Working in a sporting organisation for sure!

My favourite pre-match meal is…

Something simple like sourdough peanut butter and banana, but definitely a coffee or two depending on the time of the game.

My pre-match playlist includes…

A bit of a Becky Hill, Fifty Cent and The Script.

My daily routine is…

A walk, a podcast, and coffee before I start the day along with a bit of journaling, just so I feel like I have some time to myself. Lots of eating, training, and some work thrown in as well.

My biggest sporting goal is…

To continue to push myself and improve every year as an athlete, on and off the pitch. Throwing in a bit of silverware with Meath and North Melbourne wouldn’t go astray either.

Sports brands I love (Irish or otherwise)…

I’m a big Under Armour, Lululemon and Nike fan.

Biggest splurge to celebrate a win…

A tattoo or two to celebrate a few big wins.

How do you mind your mental health?

I think it’s a full-time job in itself. Using the people we have access to through our teams, whether that’s Meath or North Melbourne. Checking in regularly with a sports psychologist, even when things are going well. On top of that, regular journaling and keeping in touch and talking to family and friends tends to keep me on track.

My three desert island beauty products are…

Kiehls moisturiser, Refy eyebrow gel and some Vaseline.

I need at least 7 hours of sleep a night because… Otherwise, I cannot function and will be moody as. I’m a big fan of a power nap.

Confidence, to me, is…

Being comfortable with who you are whilst also being open to grow and being self-aware. Confidence to me in a sporting world is constantly pushing yourself, and in a team environment making yourself vulnerable. A lot of the time confidence in sport for me can come from self-talk during a game or training session.
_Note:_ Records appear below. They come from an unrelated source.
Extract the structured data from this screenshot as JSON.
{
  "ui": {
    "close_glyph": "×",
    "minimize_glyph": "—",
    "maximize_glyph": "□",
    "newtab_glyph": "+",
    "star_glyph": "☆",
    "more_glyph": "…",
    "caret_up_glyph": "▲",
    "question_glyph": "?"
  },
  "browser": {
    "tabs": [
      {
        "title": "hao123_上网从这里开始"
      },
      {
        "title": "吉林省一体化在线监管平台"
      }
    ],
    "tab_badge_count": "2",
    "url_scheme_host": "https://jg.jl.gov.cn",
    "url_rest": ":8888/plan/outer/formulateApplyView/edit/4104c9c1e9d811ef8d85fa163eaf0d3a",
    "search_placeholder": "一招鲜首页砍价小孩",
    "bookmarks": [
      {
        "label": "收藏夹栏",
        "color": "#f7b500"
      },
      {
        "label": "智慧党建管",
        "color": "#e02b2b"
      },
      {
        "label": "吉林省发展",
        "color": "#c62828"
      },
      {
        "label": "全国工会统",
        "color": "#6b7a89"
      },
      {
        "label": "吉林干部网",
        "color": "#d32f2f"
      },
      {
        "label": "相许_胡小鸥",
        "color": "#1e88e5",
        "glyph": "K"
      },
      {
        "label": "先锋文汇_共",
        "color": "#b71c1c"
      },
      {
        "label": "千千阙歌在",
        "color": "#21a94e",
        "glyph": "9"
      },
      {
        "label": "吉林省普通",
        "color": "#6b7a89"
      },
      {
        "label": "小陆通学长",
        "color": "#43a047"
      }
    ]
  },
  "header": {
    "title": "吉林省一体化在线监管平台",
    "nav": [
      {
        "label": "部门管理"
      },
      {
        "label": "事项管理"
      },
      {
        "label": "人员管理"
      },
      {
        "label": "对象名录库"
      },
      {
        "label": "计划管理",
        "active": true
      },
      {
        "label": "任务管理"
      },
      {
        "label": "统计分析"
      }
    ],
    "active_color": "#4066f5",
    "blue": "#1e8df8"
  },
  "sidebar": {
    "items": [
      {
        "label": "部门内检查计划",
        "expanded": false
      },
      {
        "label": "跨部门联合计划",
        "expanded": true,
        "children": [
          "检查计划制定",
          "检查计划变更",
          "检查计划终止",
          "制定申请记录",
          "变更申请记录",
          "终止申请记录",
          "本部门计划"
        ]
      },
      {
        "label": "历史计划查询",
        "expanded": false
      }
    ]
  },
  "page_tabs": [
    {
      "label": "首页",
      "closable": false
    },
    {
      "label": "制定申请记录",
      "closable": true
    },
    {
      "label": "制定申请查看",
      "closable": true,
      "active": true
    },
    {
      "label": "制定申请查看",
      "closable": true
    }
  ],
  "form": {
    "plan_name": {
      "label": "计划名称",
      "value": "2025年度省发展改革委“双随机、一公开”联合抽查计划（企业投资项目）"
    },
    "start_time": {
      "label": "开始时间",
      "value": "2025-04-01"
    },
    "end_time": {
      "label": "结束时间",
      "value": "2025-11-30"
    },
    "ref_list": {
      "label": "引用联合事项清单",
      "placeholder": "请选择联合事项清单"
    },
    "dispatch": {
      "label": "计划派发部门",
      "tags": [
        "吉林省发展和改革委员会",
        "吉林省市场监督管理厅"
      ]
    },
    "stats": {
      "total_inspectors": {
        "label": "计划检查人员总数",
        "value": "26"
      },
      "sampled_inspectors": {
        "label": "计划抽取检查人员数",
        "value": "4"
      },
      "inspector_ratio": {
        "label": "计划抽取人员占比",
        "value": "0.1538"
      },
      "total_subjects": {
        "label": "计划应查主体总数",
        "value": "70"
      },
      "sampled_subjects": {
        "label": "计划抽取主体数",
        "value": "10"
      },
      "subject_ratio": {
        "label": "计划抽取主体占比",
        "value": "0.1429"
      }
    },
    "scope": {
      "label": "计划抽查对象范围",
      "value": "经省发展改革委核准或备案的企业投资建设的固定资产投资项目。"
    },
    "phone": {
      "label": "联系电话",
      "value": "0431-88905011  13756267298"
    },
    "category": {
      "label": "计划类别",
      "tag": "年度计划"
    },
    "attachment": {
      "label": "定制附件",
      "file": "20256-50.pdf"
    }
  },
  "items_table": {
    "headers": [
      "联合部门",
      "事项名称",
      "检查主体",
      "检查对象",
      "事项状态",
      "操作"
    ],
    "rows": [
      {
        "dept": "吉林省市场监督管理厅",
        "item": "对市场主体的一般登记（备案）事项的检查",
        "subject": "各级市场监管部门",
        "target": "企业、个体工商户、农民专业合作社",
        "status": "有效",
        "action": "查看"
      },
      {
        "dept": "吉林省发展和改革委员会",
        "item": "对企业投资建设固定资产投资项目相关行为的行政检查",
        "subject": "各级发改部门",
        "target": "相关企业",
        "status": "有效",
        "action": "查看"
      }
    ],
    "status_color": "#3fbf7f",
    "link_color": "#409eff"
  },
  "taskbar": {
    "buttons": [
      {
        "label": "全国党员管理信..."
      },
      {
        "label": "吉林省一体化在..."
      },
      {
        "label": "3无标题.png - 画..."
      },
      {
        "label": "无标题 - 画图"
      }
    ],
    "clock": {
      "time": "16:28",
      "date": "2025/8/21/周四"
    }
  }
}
How do you get over a bad performance?

Probably a bit of a process beginning with allowing myself to be annoyed about it and having some time to myself. Then a bit of self-talk coupled with video analysis and a talk to one of my coaches to dissect areas I was unhappy with or can improve on. From there, having a relatively short-term memory, I only focus on things I can control and improve going forward instead of dwelling on moments I wasn’t happy with. With such a short turnaround of games within the AFLW, you have to be able to shift your focus fairly sharply.

Lastly, why is sport such an integral part of community, on a club, local, national and personal level?

Sport in a lot of places is the heartbeat of the community, and since coming over to Australia, my understanding of the importance of sport has been solidified. Sport brings people together and for most is an escape. I think, as athletes, we often forget the power of sport when we are consumed with our own thoughts and obsessing over our next performances. Personally, sport or exercise in general has always held such value in my life, I get more out of it than I will ever be able to put into it.